Simon Romero, January 28, 2018, The New York Times
“I didn’t know about New Mexico’s slave trade, so I was just stunned,” said Mr. Trujillo, 66, a retired postal worker who lives in Los Angeles. “Then I discovered how slavery was a defining feature of my family’s history.”
Mr. Trujillo is one of many Latinos who are finding ancestral connections to a flourishing slave trade on the blood-soaked frontier now known as the American Southwest. Their captive forebears were Native Americans — slaves frequently known as Genízaros (pronounced heh-NEE-sah-ros) who were sold to Hispanic families when the region was under Spanish control from the 16th to 19th centuries. Many Indian slaves remained in bondage when Mexico and later the United States governed New Mexico.
The revelations have prompted some painful personal reckonings over identity and heritage. But they have also fueled a larger, politically charged debate on what it means to be Hispanic and Native American.
A growing number of Latinos who have made such discoveries are embracing their indigenous backgrounds, challenging a long tradition in New Mexico in which families prize Spanish ancestry. Some are starting to identify as Genízaros. Historians estimate that Genízaros accounted for as much as one-third of New Mexico’s population of 29,000 in the late 18th century.
“We’re discovering things that complicate the hell out of our history, demanding that we reject the myths we’ve been taught,” said Gregorio Gonzáles, 29, an anthropologist and self-described Genízaro who writes about the legacies of Indian enslavement.
Ben Raines, February 24, AL.com
Relying on historical records and accounts from old timers, AL.com may have located the long-lost wreck of the Clotilda, the last slave ship to bring human cargo to the United States.
What’s left of the ship lies partially buried in mud alongside an island in the lower Mobile-Tensaw Delta, a few miles north of the city of Mobile. The hull is tipped to the port side, which appears almost completely buried in mud. The entire length of the starboard side, however, is almost fully exposed. The wreck, which is normally underwater, was exposed during extreme low tides brought on by the same weather system that brought the “Bomb Cyclone” to the Eastern Seaboard. Low tide around Mobile was about two and a half feet below normal thanks to north winds that blew for days.
“I’m quaking with excitement. This would be a story of world historical significance, if this is the Clotilda,” said John Sledge, a senior historian with Mobile Historical Commission, and author of The Mobile River, an exhaustive history of the river. “It’s certainly in the right vicinity… We always knew it should be right around there.”
This reporter, Ben Raines, used the abnormally low tides to search for the ship after researching possible locations. The remote spot where the ship was found, deep in the swampy Mobile-Tensaw Delta, is accessible only by boat. During my first trips after discovering the wreck, I documented it with photographs and aerials shot with a drone. Over the next week, I ferried a shipwright expert in the construction techniques used on old wooden vessels and a team of archaeologists from the University of West Florida to the site.

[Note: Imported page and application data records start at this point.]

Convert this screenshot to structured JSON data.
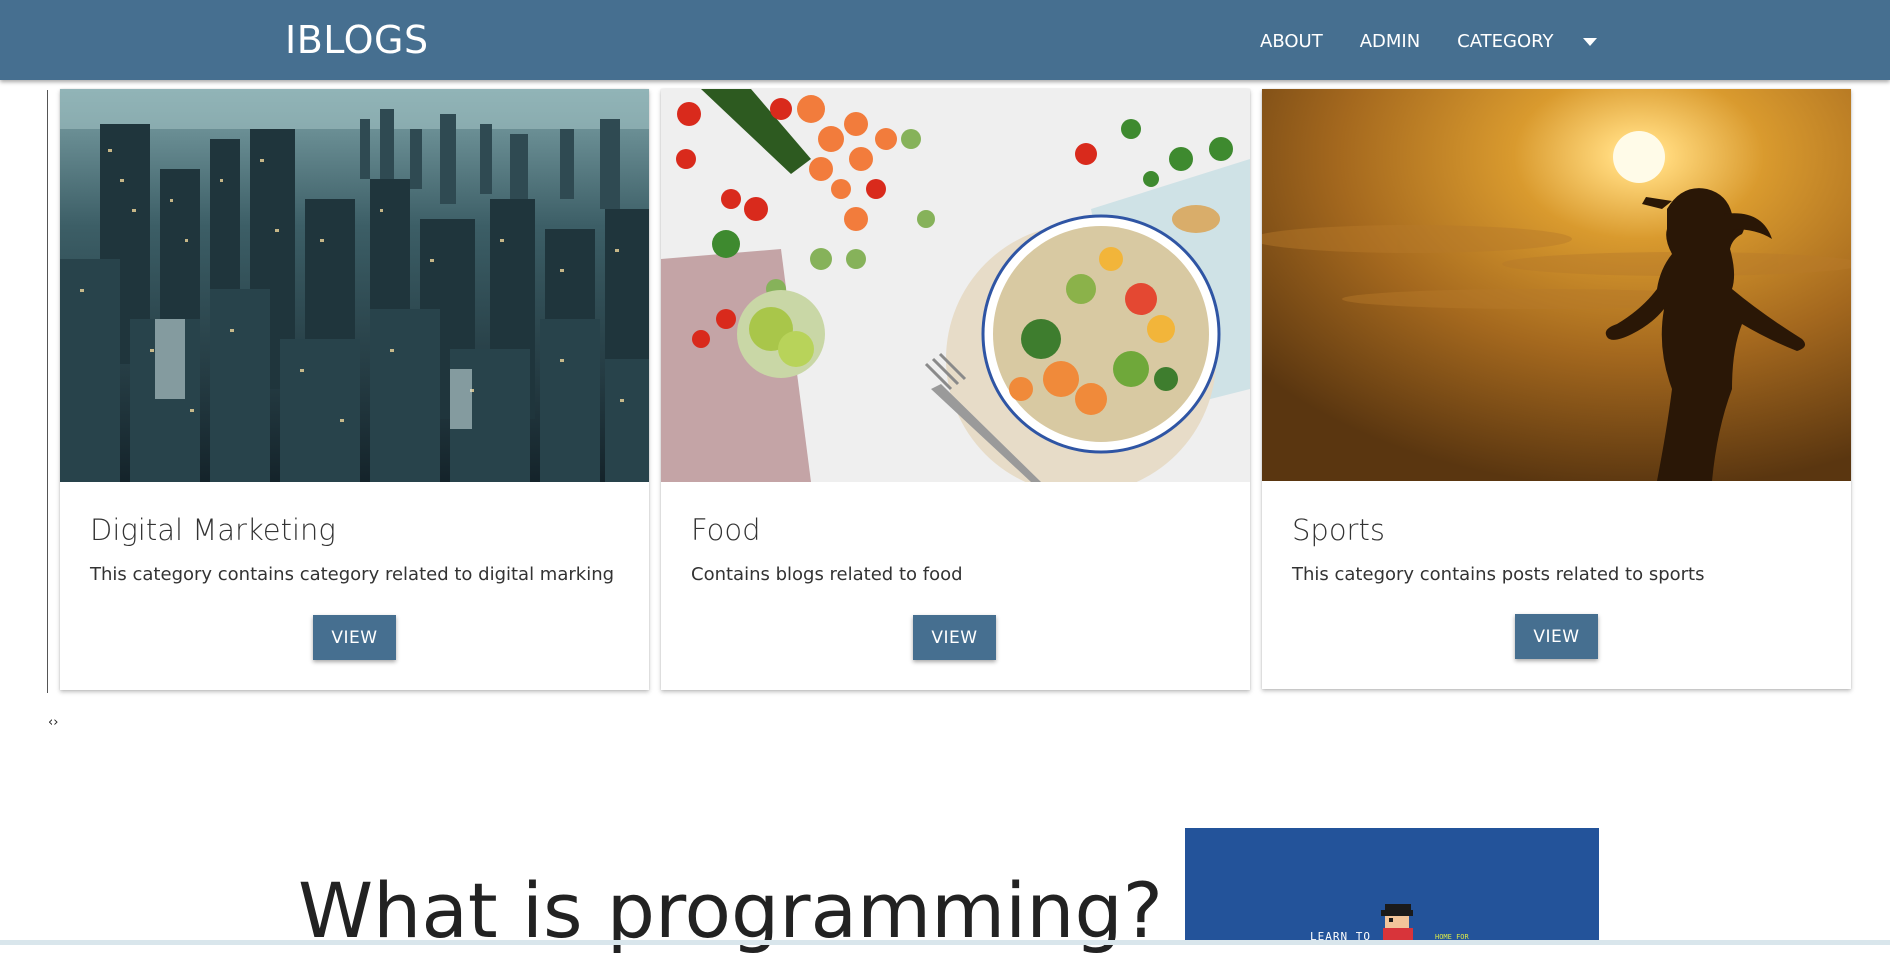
{
  "navbar": {
    "brand": "IBLOGS",
    "links": [
      "ABOUT",
      "ADMIN",
      "CATEGORY"
    ],
    "background": "#466f90"
  },
  "categories": [
    {
      "title": "Digital Marketing",
      "description": "This category contains category related to digital marking",
      "button": "VIEW",
      "image": "city-aerial-photo"
    },
    {
      "title": "Food",
      "description": "Contains blogs related to food",
      "button": "VIEW",
      "image": "healthy-food-bowl-photo"
    },
    {
      "title": "Sports",
      "description": "This category contains posts related to sports",
      "button": "VIEW",
      "image": "runner-sunset-photo"
    }
  ],
  "carousel": {
    "controls": "‹›"
  },
  "article": {
    "heading": "What is programming?",
    "promo_text": "LEARN TO",
    "promo_sub": "HOME FOR"
  }
}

Catherine Kerrison, January 25, The Washington Post
With her departure from Monticello in 1822, Harriet disappeared from the historical record, not to be heard of again for more than 50 years, when her brother told her story. Seven-eighths white, Harriet had “thought it to her interest to go to Washington as a white woman,” he said. She married a “white man in good standing” in that city and “raised a family of children.” In the half-century during which she passed as white, her brother was “not aware that her identity as Harriet Hemings of Monticello has ever been discovered.”
So how did we lose a president’s daughter? Given America’s obsession with the Founding Fathers, with the children of the Revolution and their descendants, why did Jefferson’s child disappear? As it turns out, America has an even greater obsession with race, so that not even Harriet Hemings’s lineage as a president’s daughter was sufficient to convey the benefits of freedom. Instead, her birth into slavery marked her as black and drove her decision to erase her family history.
Josh Jones, January 23, 2018, Open Culture
But the recent work of several enterprising scholars is helping to disclose the histories of enslaved people in the Americas. For example, The Freedman’s Bureau Project has made 1.5 million documents available to the public, in a searchable database that combines traditional scholarship with digital crowdsourcing.
And now, a just-announced Michigan State University project—supported by a $1.5 million grant from the Mellon Foundation—will seek to “change the way scholars and the public understand African slavery.” Called “Enslaved: The People of the Historic Slave Trade,” the multi-phase endeavor is expected to take 18 months to complete an “online hub,” reports Smithsonian, linking together dozens of databases from all over the world.